### Exercise aim:
Starting at the top line, return each entry word for word.

Stored data

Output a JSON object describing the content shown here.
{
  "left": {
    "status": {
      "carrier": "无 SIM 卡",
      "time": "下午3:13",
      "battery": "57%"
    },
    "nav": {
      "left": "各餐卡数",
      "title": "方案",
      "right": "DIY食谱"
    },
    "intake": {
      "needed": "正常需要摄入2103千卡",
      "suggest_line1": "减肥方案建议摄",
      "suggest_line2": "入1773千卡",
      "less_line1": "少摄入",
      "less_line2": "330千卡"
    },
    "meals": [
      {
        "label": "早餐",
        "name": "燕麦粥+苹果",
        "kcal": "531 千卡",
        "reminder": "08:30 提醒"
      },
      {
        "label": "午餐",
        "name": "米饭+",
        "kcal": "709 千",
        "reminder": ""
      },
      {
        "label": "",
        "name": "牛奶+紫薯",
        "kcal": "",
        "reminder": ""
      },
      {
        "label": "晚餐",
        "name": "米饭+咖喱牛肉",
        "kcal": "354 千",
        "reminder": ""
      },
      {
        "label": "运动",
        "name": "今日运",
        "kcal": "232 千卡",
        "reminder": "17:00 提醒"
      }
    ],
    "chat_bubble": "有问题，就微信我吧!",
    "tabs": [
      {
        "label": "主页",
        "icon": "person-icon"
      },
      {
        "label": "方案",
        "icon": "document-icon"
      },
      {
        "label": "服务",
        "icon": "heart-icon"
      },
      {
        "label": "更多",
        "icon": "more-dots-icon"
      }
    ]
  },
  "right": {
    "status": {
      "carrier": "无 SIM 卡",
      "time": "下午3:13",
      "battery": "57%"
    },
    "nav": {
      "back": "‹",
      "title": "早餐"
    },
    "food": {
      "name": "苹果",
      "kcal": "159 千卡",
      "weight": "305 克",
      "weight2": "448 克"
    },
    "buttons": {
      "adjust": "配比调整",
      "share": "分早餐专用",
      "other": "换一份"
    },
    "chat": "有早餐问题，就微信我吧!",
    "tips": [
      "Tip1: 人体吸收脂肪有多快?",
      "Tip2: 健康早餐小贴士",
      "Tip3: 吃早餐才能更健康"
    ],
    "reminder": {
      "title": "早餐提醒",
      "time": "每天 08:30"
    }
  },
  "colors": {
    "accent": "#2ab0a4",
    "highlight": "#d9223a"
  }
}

### Result for this exercise:
Output a JSON object describing the content shown here.
{
  "left": {
    "status": {
      "carrier": "无 SIM 卡",
      "time": "下午3:13",
      "battery": "57%"
    },
    "nav": {
      "left": "各餐卡数",
      "title": "方案",
      "right": "DIY食谱"
    },
    "intake": {
      "needed": "正常需要摄入2103千卡",
      "suggest_line1": "减肥方案建议摄",
      "suggest_line2": "入1773千卡",
      "less_line1": "少摄入",
      "less_line2": "330千卡"
    },
    "meals": [
      {
        "label": "早餐",
        "name": "燕麦粥+苹果",
        "kcal": "531 千卡",
        "reminder": "08:30 提醒"
      },
      {
        "label": "午餐",
        "name": "米饭+",
        "kcal": "709 千",
        "reminder": ""
      },
      {
        "label": "",
        "name": "牛奶+紫薯",
        "kcal": "",
        "reminder": ""
      },
      {
        "label": "晚餐",
        "name": "米饭+咖喱牛肉",
        "kcal": "354 千",
        "reminder": ""
      },
      {
        "label": "运动",
        "name": "今日运",
        "kcal": "232 千卡",
        "reminder": "17:00 提醒"
      }
    ],
    "chat_bubble": "有问题，就微信我吧!",
    "tabs": [
      {
        "label": "主页",
        "icon": "person-icon"
      },
      {
        "label": "方案",
        "icon": "document-icon"
      },
      {
        "label": "服务",
        "icon": "heart-icon"
      },
      {
        "label": "更多",
        "icon": "more-dots-icon"
      }
    ]
  },
  "right": {
    "status": {
      "carrier": "无 SIM 卡",
      "time": "下午3:13",
      "battery": "57%"
    },
    "nav": {
      "back": "‹",
      "title": "早餐"
    },
    "food": {
      "name": "苹果",
      "kcal": "159 千卡",
      "weight": "305 克",
      "weight2": "448 克"
    },
    "buttons": {
      "adjust": "配比调整",
      "share": "分早餐专用",
      "other": "换一份"
    },
    "chat": "有早餐问题，就微信我吧!",
    "tips": [
      "Tip1: 人体吸收脂肪有多快?",
      "Tip2: 健康早餐小贴士",
      "Tip3: 吃早餐才能更健康"
    ],
    "reminder": {
      "title": "早餐提醒",
      "time": "每天 08:30"
    }
  },
  "colors": {
    "accent": "#2ab0a4",
    "highlight": "#d9223a"
  }
}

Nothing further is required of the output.